Blog Archives

Q: Why do you make art?

Barbara's studio

Barbara’s studio

A:  This is an excellent question and one I like to revisit because with all the day-to-day frustrations and disappointments that are a normal part of an artist’s life, it is easy to forget what is important.  

First, I make art because I have a gift and a desire to share it with others.  To not develop, express, and share all that I have to say through my work is unthinkable.

Second, I make art because it is what gives my life direction and purpose.  I believe that each human being has his or her own quest, driven by passion, to fulfill a certain duty. Recall Joseph Campbell’s, “The Hero’s Journey.”  I need to make art in order to feel that I am living up to my highest potential. 

Third, for inexplicable reasons (to me, anyway) soft pastel is an undervalued medium.  I fell in love with pastel above all other media and hope to demonstrate that great art can be created with it.  This is one of the drives that keeps me steadily working.

Comments are welcome! 

Q: Is it possible to sum up your creative practice in seven words?

“Motley,” soft pastel on sandpaper, 38″ x 58″

A:  Steadily striving to become a better artist.  Of course, others determine how successful we have been in this regard.

Comments are welcome! 

Pearls from artists* # 64

High Line, New York, NY

High Line, New York, NY

* an ongoing series of quotations – mostly from artists, to artists – that offers wisdom, inspiration, and advice for the sometimes lonely road we are on.

As soon as an artist has located the vital center of his activities, nothing will be more important than for him to remain within this center and never move further away from it (which is, of course, also the center of his nature, of his world) than the interior walls of his quietly and steadily expanding achievement.  His place is not, never, not even for a moment, next to the beholder and critic (at least no longer in an environment where all that is visible becomes ambiguous and preliminary, an auxiliary construction and temporary scaffolding for something else).  And one basically needs to be an acrobat to leap back safely and unharmed from this point of view into one’s inner center (the distances are too great and all the spots too destabilized to risk such an entirely inquisitive feat).  Most artists today use up their strength in this back-and-forth, and in addition to wasting their energy they get terribly confused and lose a part of their essential innocence to the sin of having taken their work from the outside by surprise, to have tasted it, to have joined others in enjoying it!     
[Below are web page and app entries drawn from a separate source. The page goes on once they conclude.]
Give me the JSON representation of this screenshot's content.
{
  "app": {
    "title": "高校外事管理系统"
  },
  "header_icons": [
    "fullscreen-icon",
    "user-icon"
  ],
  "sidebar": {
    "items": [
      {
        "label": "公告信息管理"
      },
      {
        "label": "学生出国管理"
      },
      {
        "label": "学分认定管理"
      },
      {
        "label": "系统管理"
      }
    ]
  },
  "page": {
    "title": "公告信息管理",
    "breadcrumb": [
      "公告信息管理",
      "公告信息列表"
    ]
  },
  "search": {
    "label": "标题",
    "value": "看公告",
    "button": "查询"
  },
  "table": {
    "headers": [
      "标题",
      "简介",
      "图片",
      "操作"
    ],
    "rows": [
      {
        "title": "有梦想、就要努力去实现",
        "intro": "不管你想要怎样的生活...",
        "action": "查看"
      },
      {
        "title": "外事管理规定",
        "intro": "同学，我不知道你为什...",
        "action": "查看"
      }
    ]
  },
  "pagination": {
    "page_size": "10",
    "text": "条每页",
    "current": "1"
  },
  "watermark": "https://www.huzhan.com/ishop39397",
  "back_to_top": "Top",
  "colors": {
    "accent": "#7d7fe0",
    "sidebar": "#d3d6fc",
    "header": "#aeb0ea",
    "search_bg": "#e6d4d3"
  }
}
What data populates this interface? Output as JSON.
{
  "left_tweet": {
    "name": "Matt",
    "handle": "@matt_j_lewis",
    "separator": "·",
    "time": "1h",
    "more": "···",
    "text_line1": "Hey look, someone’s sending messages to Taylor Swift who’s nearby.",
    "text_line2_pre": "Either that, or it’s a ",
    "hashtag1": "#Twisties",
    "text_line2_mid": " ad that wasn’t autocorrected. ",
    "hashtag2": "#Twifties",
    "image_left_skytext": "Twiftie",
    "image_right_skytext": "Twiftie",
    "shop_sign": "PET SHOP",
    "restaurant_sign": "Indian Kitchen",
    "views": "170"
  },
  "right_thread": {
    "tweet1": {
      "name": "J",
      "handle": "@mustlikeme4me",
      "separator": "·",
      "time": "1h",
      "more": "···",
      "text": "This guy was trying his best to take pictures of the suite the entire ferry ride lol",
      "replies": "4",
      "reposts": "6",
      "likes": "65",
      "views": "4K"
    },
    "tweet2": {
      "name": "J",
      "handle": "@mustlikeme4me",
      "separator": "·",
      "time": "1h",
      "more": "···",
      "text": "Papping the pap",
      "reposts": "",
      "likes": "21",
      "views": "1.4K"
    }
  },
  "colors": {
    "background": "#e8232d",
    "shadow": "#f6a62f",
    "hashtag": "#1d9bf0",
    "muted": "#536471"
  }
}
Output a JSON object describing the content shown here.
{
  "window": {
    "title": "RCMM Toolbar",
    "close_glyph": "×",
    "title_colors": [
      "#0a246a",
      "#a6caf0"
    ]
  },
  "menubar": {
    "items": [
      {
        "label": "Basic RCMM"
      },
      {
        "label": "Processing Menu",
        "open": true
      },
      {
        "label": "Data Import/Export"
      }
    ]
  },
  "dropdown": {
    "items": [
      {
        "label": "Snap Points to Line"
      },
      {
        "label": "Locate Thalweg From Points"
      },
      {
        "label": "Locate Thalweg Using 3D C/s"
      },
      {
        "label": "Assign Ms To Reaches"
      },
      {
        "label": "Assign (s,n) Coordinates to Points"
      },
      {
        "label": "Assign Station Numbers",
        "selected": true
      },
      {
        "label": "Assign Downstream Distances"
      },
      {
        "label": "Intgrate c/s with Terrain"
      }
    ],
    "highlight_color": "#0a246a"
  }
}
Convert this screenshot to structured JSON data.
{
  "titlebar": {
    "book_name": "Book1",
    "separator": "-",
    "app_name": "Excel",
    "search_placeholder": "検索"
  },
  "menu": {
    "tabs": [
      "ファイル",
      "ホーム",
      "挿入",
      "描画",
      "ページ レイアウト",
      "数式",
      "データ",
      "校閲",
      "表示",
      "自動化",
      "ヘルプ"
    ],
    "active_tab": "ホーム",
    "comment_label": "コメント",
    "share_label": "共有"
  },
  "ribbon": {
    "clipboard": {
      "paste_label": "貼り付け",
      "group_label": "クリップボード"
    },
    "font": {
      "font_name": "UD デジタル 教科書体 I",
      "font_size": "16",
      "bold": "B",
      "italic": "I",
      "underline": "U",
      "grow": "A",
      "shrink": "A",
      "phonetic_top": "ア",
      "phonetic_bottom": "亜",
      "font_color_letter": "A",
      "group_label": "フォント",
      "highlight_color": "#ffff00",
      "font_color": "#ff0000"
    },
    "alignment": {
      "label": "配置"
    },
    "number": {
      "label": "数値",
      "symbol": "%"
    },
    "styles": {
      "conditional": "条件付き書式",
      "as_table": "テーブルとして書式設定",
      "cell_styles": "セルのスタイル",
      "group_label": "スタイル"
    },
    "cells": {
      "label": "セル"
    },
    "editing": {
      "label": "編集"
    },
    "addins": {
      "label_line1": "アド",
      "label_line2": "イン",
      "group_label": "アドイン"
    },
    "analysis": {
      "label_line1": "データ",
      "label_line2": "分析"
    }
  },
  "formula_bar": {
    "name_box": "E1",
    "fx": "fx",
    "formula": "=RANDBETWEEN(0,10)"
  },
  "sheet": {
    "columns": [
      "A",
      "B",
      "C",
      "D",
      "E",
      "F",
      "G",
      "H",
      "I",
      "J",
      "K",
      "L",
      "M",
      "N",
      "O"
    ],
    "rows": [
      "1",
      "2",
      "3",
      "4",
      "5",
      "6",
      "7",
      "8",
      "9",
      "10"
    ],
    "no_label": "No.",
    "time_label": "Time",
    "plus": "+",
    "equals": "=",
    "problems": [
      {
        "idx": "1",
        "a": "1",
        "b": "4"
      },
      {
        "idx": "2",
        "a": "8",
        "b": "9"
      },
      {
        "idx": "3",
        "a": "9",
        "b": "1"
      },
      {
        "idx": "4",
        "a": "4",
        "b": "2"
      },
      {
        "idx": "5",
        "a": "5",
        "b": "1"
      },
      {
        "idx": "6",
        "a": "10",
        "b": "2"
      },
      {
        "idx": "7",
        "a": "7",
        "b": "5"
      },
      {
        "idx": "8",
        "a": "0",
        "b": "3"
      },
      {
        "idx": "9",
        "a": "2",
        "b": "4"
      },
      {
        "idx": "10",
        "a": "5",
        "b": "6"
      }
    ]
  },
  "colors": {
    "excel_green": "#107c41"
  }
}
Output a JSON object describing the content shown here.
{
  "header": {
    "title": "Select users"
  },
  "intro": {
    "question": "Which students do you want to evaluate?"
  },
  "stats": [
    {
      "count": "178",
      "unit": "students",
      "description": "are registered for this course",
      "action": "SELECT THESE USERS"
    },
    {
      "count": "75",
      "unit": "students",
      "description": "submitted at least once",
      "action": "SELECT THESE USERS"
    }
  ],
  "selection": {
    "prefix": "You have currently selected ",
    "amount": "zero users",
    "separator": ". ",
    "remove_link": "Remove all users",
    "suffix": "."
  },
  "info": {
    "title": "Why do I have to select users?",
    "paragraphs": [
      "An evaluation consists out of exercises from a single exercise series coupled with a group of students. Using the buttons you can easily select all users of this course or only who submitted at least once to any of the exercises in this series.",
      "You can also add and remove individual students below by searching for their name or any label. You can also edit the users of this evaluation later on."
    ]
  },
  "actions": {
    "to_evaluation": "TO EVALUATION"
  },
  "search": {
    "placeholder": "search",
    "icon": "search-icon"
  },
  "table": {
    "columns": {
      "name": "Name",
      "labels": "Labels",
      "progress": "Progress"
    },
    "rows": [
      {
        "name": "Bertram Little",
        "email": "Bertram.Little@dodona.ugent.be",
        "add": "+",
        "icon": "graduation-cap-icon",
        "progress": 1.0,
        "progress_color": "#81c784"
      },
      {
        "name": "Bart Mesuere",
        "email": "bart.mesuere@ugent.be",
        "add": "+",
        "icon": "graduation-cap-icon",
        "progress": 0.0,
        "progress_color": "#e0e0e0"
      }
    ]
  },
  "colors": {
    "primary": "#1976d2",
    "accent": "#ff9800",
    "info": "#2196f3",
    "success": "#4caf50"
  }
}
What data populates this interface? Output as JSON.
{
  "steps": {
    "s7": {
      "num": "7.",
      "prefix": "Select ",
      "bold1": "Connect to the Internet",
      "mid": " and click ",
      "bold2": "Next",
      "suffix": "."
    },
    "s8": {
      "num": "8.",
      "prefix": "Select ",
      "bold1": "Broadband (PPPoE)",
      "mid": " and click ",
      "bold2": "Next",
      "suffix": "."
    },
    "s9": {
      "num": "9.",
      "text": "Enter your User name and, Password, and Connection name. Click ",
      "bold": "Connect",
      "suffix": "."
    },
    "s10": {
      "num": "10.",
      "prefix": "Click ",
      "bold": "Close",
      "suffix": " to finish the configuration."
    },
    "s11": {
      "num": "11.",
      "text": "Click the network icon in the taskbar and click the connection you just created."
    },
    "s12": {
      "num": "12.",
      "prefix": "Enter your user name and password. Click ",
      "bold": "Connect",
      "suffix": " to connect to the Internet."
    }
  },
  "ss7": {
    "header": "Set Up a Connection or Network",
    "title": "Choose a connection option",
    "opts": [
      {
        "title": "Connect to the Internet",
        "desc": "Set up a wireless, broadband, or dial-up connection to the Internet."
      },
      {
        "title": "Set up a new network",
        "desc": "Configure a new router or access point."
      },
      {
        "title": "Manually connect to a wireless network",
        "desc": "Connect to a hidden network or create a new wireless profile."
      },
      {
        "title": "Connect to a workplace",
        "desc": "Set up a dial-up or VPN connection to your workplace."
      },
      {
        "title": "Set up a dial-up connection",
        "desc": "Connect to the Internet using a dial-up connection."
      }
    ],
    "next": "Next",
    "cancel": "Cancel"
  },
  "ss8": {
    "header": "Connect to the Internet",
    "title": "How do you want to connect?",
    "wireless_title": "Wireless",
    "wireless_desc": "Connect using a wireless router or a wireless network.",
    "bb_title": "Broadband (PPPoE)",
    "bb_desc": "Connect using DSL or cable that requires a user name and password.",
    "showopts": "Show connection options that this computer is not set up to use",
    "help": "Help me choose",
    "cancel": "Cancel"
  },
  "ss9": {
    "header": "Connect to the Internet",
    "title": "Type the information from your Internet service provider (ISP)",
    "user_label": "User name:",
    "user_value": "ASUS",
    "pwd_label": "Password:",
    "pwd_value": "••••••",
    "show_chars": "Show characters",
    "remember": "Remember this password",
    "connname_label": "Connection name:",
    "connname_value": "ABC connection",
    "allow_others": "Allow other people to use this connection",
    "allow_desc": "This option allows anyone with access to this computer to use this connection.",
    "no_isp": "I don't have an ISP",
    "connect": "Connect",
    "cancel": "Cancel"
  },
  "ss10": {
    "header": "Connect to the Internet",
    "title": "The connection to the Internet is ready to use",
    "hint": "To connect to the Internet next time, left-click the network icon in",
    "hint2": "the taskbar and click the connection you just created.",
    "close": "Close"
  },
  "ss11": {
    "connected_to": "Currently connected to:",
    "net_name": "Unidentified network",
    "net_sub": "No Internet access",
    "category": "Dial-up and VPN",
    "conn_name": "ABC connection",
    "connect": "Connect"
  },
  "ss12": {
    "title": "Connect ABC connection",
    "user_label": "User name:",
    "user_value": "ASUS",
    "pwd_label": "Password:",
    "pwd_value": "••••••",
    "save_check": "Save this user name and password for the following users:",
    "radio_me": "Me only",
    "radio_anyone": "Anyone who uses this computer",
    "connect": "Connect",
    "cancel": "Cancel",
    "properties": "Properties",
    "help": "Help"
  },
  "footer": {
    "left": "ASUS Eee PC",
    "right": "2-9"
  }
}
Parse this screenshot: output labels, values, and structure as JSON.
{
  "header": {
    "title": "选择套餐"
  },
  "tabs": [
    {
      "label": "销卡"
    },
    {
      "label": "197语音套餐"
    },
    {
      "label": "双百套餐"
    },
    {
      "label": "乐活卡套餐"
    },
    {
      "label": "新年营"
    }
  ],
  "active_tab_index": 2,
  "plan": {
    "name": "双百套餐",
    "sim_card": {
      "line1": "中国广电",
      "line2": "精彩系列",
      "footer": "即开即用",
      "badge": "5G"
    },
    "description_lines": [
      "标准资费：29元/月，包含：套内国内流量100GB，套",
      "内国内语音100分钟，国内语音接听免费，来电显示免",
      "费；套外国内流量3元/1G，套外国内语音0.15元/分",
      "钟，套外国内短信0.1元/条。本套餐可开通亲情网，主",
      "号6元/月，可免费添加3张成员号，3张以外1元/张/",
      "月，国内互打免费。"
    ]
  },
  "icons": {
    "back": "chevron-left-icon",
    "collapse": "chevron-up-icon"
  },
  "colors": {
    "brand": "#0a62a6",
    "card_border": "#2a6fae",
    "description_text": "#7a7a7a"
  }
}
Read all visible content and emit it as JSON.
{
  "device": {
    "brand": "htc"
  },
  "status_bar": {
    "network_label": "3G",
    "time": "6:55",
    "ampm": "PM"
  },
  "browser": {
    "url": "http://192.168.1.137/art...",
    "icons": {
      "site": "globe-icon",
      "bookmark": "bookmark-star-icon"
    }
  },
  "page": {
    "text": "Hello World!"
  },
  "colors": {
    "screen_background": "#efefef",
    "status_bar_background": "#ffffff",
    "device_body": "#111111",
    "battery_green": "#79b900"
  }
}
Ulrich Baer, editor, The Wisdom of Rilke

Comments are welcome!

Pearls from artists* # 51

Road to Roden Crater in Arizona

Road to Roden Crater in Arizona

* an ongoing series of quotations – mostly from artists, to artists – that offers wisdom, inspiration, and advice for the sometimes lonely road we are on.

The most demanding part of living a lifetime as an artist is the strict discipline of forcing oneself to work steadily along the nerve of one’s own most intimate sensitivity.  As in any profession, facility develops.  In most this is a decided advantage, and so it is with the actual facture of art; I notice with interest that my hand is more deft, lighter, as I grow more experienced.  But I find that I have to resist the temptation to fall into the same kind of pleasurable relaxation I once enjoyed with clay.  I have in some subtle sense to fight my hand if I am to grow along the reaches of my nerve.

And here I find myself faced with two fears.  The first is simply that of the unknown – I cannot know where my nerve is going until I venture along it.  The second is less sharp but more permeating:  the logical knowledge that the nerve of any given individual is as limited as the individual.  Under its own law, it may just naturally run out.  If this happens, the artist does best, it seems to me, to fall silent.  But by now the habit of work is so ingrained in me that I do not know if I could bear the silence.

Anne Truitt in Daybook:  The Journal of an Artist